Your task: Except for the images, repeat the entries below word for word.

-- Task data follows --

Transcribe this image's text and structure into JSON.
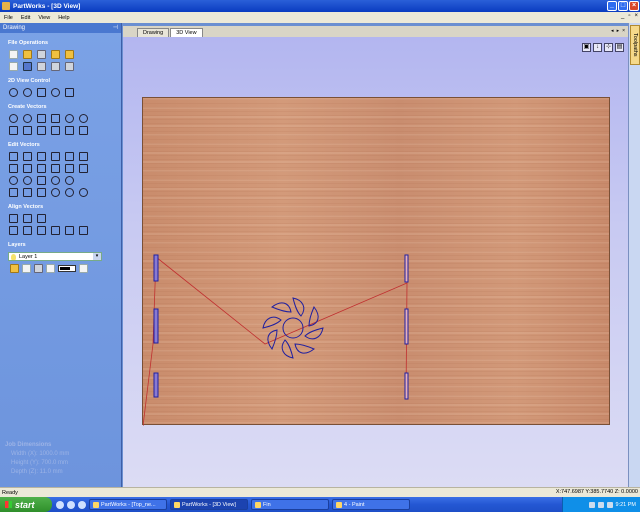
{
  "window": {
    "title": "PartWorks - [3D View]"
  },
  "menu": {
    "items": [
      "File",
      "Edit",
      "View",
      "Help"
    ]
  },
  "left_panel": {
    "header": "Drawing",
    "sections": {
      "file_operations": "File Operations",
      "view_control": "2D View Control",
      "create_vectors": "Create Vectors",
      "edit_vectors": "Edit Vectors",
      "align_vectors": "Align Vectors",
      "layers": "Layers"
    },
    "layer_select_value": "Layer 1"
  },
  "tabs": [
    "Drawing",
    "3D View"
  ],
  "active_tab": "3D View",
  "right_strip": {
    "label": "Toolpaths"
  },
  "job_dimensions": {
    "title": "Job Dimensions",
    "width": "Width  (X): 1000.0 mm",
    "height": "Height (Y): 700.0 mm",
    "depth": "Depth  (Z): 11.0 mm"
  },
  "status": {
    "left": "Ready",
    "coords": "X:747.6987 Y:385.7740 Z: 0.0000"
  },
  "taskbar": {
    "start_label": "start",
    "tasks": [
      {
        "label": "PartWorks - [Top_ne...",
        "active": false
      },
      {
        "label": "PartWorks - [3D View]",
        "active": true
      },
      {
        "label": "Fin",
        "active": false
      },
      {
        "label": "4 - Paint",
        "active": false
      }
    ],
    "clock": "9:21 PM"
  },
  "colors": {
    "board_wood": "#cc9173",
    "vector_blue": "#2020a0",
    "toolpath_red": "#c03030"
  }
}
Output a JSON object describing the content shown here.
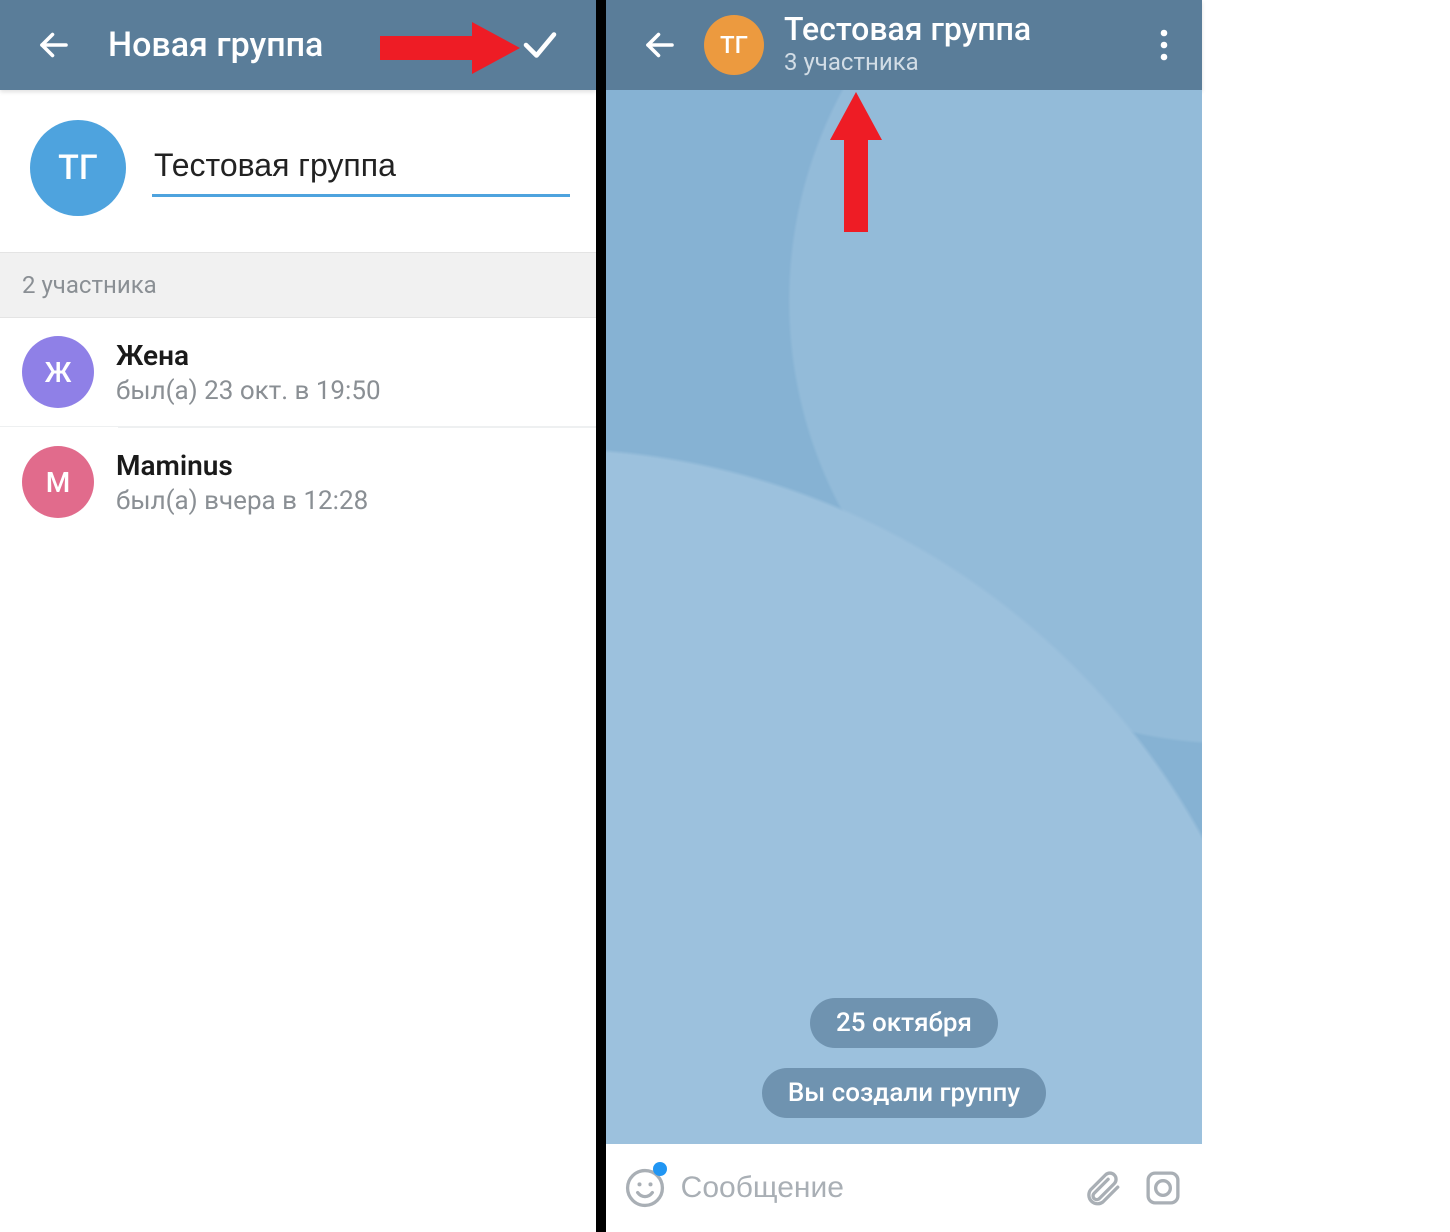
{
  "left": {
    "title": "Новая группа",
    "group_avatar_initials": "ТГ",
    "group_name_input": "Тестовая группа",
    "members_header": "2 участника",
    "members": [
      {
        "initial": "Ж",
        "color": "c-purple",
        "name": "Жена",
        "status": "был(а) 23 окт. в 19:50"
      },
      {
        "initial": "M",
        "color": "c-pink",
        "name": "Maminus",
        "status": "был(а) вчера в 12:28"
      }
    ]
  },
  "right": {
    "group_avatar_initials": "ТГ",
    "group_name": "Тестовая группа",
    "group_subtitle": "3 участника",
    "date_pill": "25 октября",
    "system_pill": "Вы создали группу",
    "composer_placeholder": "Сообщение"
  },
  "colors": {
    "topbar": "#5a7d99",
    "accent": "#4ea3de",
    "annotation": "#ee1c25"
  }
}
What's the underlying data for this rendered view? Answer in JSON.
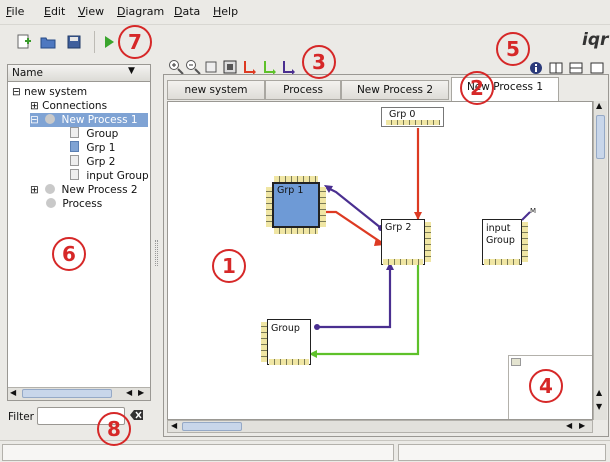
{
  "menu": [
    "File",
    "Edit",
    "View",
    "Diagram",
    "Data",
    "Help"
  ],
  "brand": "iqr",
  "tree": {
    "header": "Name",
    "items": [
      {
        "label": "new system"
      },
      {
        "label": "Connections"
      },
      {
        "label": "New Process 1"
      },
      {
        "label": "Group"
      },
      {
        "label": "Grp 1"
      },
      {
        "label": "Grp 2"
      },
      {
        "label": "input Group"
      },
      {
        "label": "New Process 2"
      },
      {
        "label": "Process"
      }
    ]
  },
  "tabs": [
    "new system",
    "Process",
    "New Process 2",
    "New Process 1"
  ],
  "active_tab_index": 3,
  "diagram": {
    "nodes": [
      "Grp 0",
      "Grp 1",
      "Grp 2",
      "input Group",
      "Group"
    ],
    "connection_colors": {
      "red": "#dd3a22",
      "blue": "#4a2f90",
      "green": "#5ec12a"
    }
  },
  "filter": {
    "label": "Filter",
    "value": ""
  },
  "callouts": [
    "1",
    "2",
    "3",
    "4",
    "5",
    "6",
    "7",
    "8"
  ],
  "colors": {
    "callout": "#d62828",
    "selection": "#7fa3d4",
    "group_fill": "#6e9ad6"
  }
}
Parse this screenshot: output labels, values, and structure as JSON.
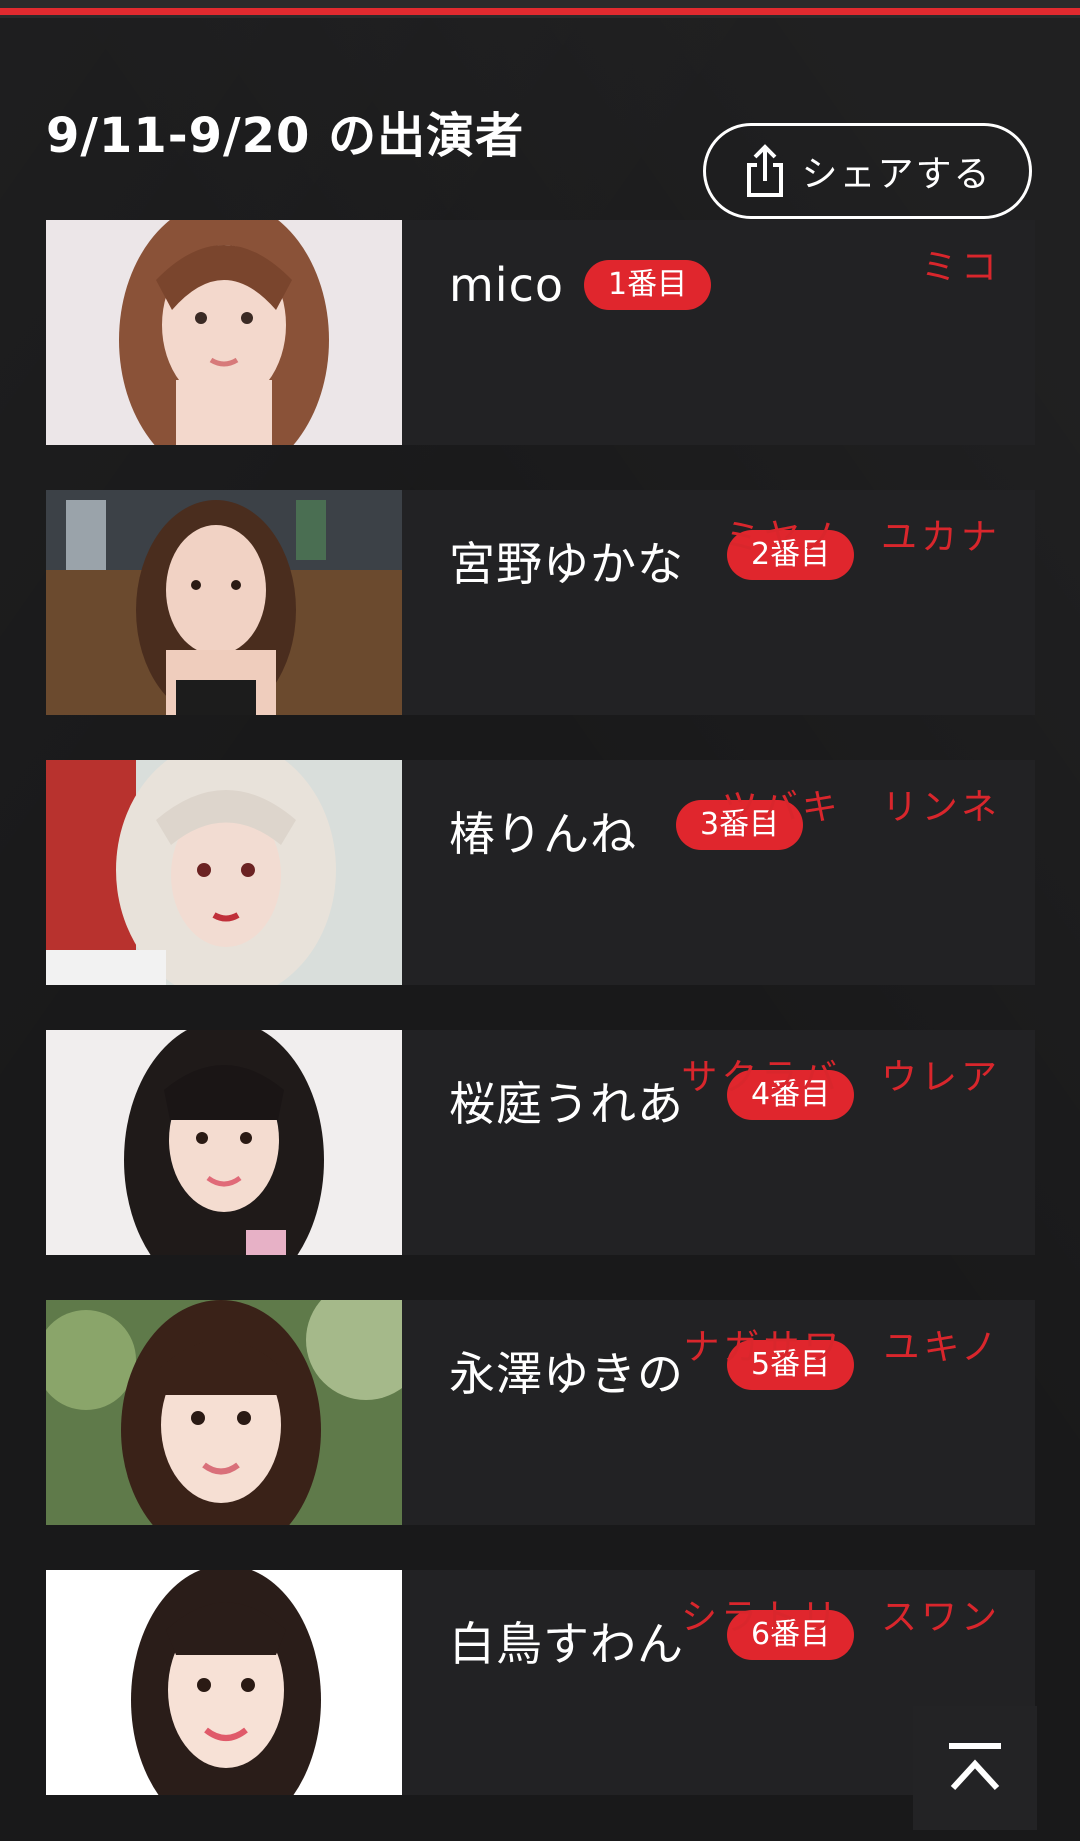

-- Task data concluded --

Written solution:
Transcribe this image's text and structure into JSON.
{
  "window": {
    "title": "PartWorks - [3D View]"
  },
  "menu": {
    "items": [
      "File",
      "Edit",
      "View",
      "Help"
    ]
  },
  "left_panel": {
    "header": "Drawing",
    "sections": {
      "file_operations": "File Operations",
      "view_control": "2D View Control",
      "create_vectors": "Create Vectors",
      "edit_vectors": "Edit Vectors",
      "align_vectors": "Align Vectors",
      "layers": "Layers"
    },
    "layer_select_value": "Layer 1"
  },
  "tabs": [
    "Drawing",
    "3D View"
  ],
  "active_tab": "3D View",
  "right_strip": {
    "label": "Toolpaths"
  },
  "job_dimensions": {
    "title": "Job Dimensions",
    "width": "Width  (X): 1000.0 mm",
    "height": "Height (Y): 700.0 mm",
    "depth": "Depth  (Z): 11.0 mm"
  },
  "status": {
    "left": "Ready",
    "coords": "X:747.6987 Y:385.7740 Z: 0.0000"
  },
  "taskbar": {
    "start_label": "start",
    "tasks": [
      {
        "label": "PartWorks - [Top_ne...",
        "active": false
      },
      {
        "label": "PartWorks - [3D View]",
        "active": true
      },
      {
        "label": "Fin",
        "active": false
      },
      {
        "label": "4 - Paint",
        "active": false
      }
    ],
    "clock": "9:21 PM"
  },
  "colors": {
    "board_wood": "#cc9173",
    "vector_blue": "#2020a0",
    "toolpath_red": "#c03030"
  }
}
Output a JSON object describing the content shown here.
{
  "left": {
    "title": "Новая группа",
    "group_avatar_initials": "ТГ",
    "group_name_input": "Тестовая группа",
    "members_header": "2 участника",
    "members": [
      {
        "initial": "Ж",
        "color": "c-purple",
        "name": "Жена",
        "status": "был(а) 23 окт. в 19:50"
      },
      {
        "initial": "M",
        "color": "c-pink",
        "name": "Maminus",
        "status": "был(а) вчера в 12:28"
      }
    ]
  },
  "right": {
    "group_avatar_initials": "ТГ",
    "group_name": "Тестовая группа",
    "group_subtitle": "3 участника",
    "date_pill": "25 октября",
    "system_pill": "Вы создали группу",
    "composer_placeholder": "Сообщение"
  },
  "colors": {
    "topbar": "#5a7d99",
    "accent": "#4ea3de",
    "annotation": "#ee1c25"
  }
}
What's the underlying data for this rendered view? Answer in JSON.
{
  "menu": [
    "File",
    "Edit",
    "View",
    "Diagram",
    "Data",
    "Help"
  ],
  "brand": "iqr",
  "tree": {
    "header": "Name",
    "items": [
      {
        "label": "new system"
      },
      {
        "label": "Connections"
      },
      {
        "label": "New Process 1"
      },
      {
        "label": "Group"
      },
      {
        "label": "Grp 1"
      },
      {
        "label": "Grp 2"
      },
      {
        "label": "input Group"
      },
      {
        "label": "New Process 2"
      },
      {
        "label": "Process"
      }
    ]
  },
  "tabs": [
    "new system",
    "Process",
    "New Process 2",
    "New Process 1"
  ],
  "active_tab_index": 3,
  "diagram": {
    "nodes": [
      "Grp 0",
      "Grp 1",
      "Grp 2",
      "input Group",
      "Group"
    ],
    "connection_colors": {
      "red": "#dd3a22",
      "blue": "#4a2f90",
      "green": "#5ec12a"
    }
  },
  "filter": {
    "label": "Filter",
    "value": ""
  },
  "callouts": [
    "1",
    "2",
    "3",
    "4",
    "5",
    "6",
    "7",
    "8"
  ],
  "colors": {
    "callout": "#d62828",
    "selection": "#7fa3d4",
    "group_fill": "#6e9ad6"
  }
}
Parse this screenshot: output labels, values, and structure as JSON.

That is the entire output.